Problem description: The expected output is each line in the data below that includes the string "label".
↓
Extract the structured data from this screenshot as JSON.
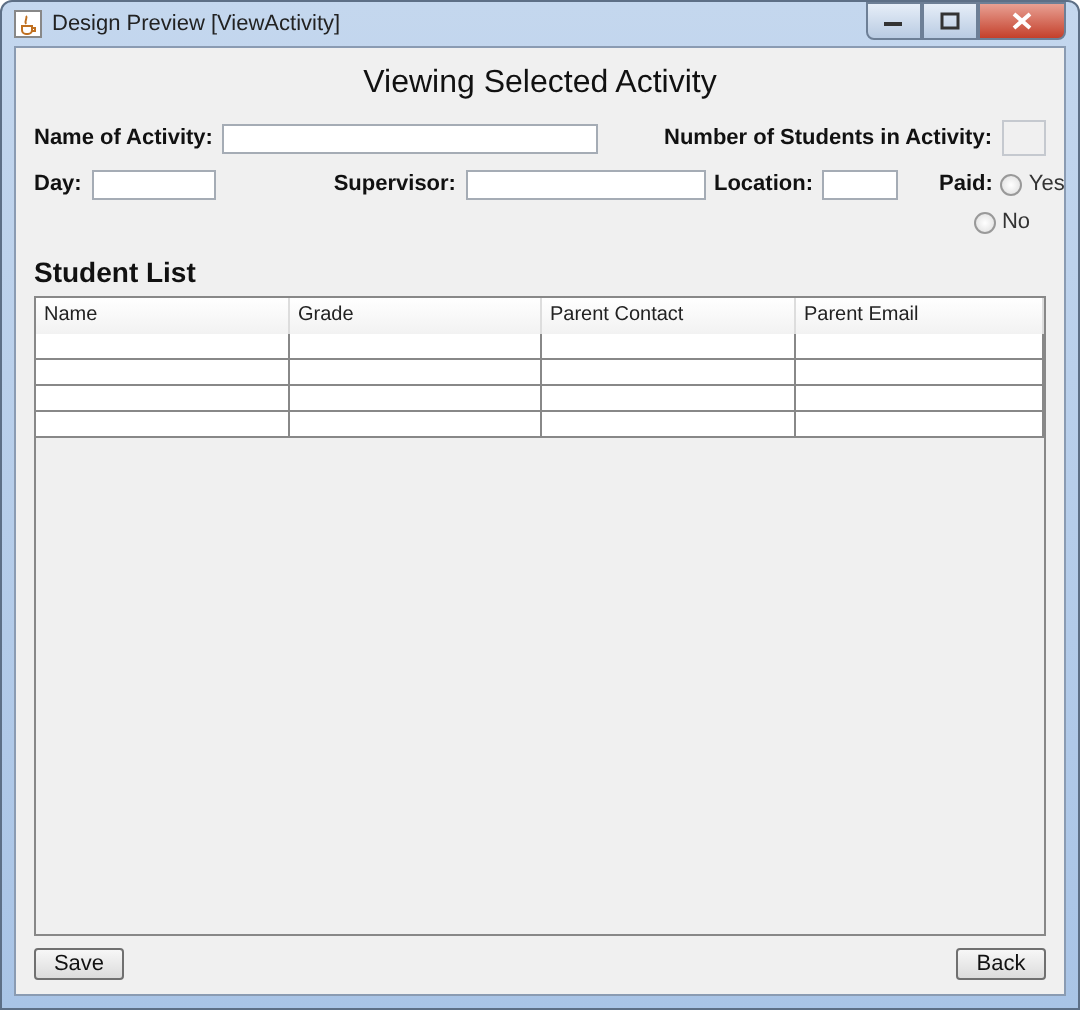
{
  "window": {
    "title": "Design Preview [ViewActivity]"
  },
  "heading": "Viewing Selected Activity",
  "fields": [
    {
      "label": "Name of Activity:",
      "disabled": false
    },
    {
      "label": "Number of Students in Activity:",
      "disabled": true
    },
    {
      "label": "Day:",
      "disabled": false
    },
    {
      "label": "Supervisor:",
      "disabled": false
    },
    {
      "label": "Location:",
      "disabled": false
    }
  ],
  "paid": {
    "label": "Paid:",
    "options": [
      {
        "label": "Yes",
        "selected": false
      },
      {
        "label": "No",
        "selected": false
      }
    ]
  },
  "section_title": "Student List",
  "table": {
    "columns": [
      "Name",
      "Grade",
      "Parent Contact",
      "Parent Email"
    ],
    "rows": [
      {
        "selected": false
      },
      {
        "selected": false
      },
      {
        "selected": false
      },
      {
        "selected": false
      }
    ]
  },
  "buttons": [
    "Save",
    "Back"
  ]
}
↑
Reply to the task:
      "label": "Name of Activity:",
      "label": "Number of Students in Activity:",
      "label": "Day:",
      "label": "Supervisor:",
      "label": "Location:",
    "label": "Paid:",
        "label": "Yes",
        "label": "No",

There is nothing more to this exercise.